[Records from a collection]
__________________________________________________
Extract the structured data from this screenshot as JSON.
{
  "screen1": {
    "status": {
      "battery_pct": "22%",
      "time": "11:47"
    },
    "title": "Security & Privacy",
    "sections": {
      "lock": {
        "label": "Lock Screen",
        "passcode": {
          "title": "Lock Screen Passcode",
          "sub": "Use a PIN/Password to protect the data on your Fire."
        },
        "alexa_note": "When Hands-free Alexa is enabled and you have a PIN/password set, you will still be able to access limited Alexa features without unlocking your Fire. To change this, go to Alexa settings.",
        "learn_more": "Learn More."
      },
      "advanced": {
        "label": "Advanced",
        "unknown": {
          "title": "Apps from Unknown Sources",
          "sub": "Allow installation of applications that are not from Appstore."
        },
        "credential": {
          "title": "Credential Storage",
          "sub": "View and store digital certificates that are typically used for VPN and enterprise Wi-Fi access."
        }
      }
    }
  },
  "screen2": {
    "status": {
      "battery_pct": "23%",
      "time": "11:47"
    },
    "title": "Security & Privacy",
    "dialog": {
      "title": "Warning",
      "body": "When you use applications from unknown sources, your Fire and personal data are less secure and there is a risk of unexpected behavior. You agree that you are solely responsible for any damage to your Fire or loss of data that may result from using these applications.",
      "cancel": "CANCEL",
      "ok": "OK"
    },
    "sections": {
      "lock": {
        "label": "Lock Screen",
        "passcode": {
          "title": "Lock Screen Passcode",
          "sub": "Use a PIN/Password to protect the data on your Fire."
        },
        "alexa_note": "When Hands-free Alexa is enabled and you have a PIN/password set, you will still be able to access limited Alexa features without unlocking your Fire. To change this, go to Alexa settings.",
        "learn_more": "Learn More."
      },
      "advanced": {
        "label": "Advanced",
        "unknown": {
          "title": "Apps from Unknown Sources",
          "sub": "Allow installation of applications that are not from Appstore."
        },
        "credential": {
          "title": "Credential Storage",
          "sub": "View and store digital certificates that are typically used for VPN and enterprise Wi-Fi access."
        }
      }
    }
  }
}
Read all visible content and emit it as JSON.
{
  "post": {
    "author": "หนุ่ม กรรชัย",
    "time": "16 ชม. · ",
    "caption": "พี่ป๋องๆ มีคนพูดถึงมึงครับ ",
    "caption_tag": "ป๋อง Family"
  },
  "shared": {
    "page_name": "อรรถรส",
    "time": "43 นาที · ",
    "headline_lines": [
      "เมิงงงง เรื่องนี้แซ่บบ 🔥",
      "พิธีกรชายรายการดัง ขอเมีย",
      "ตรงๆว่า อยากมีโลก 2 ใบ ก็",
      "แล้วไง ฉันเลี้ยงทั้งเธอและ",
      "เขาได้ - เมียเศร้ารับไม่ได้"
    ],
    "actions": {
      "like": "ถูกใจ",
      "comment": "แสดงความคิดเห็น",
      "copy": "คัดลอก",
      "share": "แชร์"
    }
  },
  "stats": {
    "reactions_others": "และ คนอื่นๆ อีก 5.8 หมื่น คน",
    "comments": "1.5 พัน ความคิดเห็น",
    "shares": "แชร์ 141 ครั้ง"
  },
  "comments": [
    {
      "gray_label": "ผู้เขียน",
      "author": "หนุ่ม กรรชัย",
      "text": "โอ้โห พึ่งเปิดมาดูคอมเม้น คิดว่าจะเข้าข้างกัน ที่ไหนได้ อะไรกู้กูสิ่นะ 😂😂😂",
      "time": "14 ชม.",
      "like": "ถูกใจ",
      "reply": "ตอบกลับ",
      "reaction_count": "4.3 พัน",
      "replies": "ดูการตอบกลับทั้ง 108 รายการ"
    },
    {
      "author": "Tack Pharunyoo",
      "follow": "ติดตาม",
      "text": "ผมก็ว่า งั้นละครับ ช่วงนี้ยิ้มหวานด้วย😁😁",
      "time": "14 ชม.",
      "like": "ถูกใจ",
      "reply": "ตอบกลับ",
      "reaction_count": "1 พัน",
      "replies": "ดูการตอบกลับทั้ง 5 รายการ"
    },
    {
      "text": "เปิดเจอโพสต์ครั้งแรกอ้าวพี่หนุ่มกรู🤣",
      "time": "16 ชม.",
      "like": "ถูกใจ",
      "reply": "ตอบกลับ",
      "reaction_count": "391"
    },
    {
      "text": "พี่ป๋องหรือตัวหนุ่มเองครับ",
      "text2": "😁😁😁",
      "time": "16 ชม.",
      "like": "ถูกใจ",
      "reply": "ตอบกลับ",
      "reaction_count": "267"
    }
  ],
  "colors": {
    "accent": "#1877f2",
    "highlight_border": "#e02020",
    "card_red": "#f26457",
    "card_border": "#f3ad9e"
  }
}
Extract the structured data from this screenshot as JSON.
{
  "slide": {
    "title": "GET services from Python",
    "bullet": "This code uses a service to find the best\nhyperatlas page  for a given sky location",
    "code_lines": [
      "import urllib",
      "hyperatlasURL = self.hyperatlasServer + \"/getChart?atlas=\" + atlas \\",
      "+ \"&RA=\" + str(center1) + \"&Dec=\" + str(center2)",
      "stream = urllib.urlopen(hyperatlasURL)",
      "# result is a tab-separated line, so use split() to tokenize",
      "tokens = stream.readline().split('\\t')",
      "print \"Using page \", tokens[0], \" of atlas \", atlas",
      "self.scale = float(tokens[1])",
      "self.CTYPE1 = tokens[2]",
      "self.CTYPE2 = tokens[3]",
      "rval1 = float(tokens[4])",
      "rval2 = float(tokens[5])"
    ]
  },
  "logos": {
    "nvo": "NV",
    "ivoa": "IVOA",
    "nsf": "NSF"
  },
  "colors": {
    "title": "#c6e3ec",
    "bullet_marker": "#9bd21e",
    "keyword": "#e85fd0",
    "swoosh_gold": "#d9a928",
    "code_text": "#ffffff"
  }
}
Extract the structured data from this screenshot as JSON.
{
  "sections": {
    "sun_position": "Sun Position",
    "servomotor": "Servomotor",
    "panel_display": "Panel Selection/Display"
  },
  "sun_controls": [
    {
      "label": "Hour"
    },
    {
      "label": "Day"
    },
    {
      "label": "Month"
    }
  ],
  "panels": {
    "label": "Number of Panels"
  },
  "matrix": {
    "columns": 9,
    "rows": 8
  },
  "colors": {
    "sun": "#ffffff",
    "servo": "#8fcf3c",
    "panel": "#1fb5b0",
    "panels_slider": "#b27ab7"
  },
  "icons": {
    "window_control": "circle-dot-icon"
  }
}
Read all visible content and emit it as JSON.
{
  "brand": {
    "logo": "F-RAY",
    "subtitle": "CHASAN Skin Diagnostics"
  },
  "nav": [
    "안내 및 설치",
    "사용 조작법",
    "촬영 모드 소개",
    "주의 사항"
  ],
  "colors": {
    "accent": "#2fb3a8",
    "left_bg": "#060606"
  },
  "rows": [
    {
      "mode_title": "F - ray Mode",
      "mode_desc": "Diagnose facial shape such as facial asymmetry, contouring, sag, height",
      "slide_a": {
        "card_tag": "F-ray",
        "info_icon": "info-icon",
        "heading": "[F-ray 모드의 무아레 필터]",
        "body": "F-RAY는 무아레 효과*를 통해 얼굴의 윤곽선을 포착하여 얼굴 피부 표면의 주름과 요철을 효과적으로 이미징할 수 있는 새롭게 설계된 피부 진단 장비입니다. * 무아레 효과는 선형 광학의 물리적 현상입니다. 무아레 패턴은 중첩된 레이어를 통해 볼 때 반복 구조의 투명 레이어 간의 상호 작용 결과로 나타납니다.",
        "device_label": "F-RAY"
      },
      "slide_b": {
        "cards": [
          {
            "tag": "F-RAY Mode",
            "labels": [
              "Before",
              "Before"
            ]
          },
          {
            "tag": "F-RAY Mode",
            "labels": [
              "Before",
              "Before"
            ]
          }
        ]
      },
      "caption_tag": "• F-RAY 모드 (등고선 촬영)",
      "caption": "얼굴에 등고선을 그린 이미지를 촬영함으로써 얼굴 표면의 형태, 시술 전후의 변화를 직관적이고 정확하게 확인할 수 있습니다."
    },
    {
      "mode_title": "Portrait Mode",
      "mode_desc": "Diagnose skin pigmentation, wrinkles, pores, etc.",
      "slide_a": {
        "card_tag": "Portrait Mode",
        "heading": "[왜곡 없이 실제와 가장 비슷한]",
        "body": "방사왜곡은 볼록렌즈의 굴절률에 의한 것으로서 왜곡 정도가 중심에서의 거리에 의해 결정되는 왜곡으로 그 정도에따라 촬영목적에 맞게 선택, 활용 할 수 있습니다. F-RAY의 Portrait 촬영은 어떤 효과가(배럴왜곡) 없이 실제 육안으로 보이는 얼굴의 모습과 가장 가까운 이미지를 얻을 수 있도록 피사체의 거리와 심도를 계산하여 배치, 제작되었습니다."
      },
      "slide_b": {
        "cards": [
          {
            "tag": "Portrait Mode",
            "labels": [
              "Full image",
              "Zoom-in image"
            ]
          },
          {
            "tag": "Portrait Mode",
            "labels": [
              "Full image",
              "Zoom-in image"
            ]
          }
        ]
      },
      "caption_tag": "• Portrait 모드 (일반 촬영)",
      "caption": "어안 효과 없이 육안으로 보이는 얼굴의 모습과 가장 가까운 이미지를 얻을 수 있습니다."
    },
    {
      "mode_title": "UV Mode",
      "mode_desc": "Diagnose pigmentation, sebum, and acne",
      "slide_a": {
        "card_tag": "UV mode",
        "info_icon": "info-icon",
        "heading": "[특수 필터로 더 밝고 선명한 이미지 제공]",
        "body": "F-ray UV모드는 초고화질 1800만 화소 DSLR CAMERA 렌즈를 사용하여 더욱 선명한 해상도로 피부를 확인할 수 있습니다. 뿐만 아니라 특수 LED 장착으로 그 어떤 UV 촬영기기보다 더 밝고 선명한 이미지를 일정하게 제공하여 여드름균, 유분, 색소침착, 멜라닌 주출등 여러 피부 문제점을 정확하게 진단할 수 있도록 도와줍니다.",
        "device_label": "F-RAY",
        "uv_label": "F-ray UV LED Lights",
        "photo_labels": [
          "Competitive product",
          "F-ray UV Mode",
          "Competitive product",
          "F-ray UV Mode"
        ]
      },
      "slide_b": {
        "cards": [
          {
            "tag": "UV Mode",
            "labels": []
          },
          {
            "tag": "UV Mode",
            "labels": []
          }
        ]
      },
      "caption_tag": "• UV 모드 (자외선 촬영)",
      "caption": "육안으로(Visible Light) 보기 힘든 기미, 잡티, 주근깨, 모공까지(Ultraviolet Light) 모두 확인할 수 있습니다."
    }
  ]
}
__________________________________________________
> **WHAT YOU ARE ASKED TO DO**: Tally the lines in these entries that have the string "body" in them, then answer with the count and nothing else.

> **WRITTEN REPLY**: 4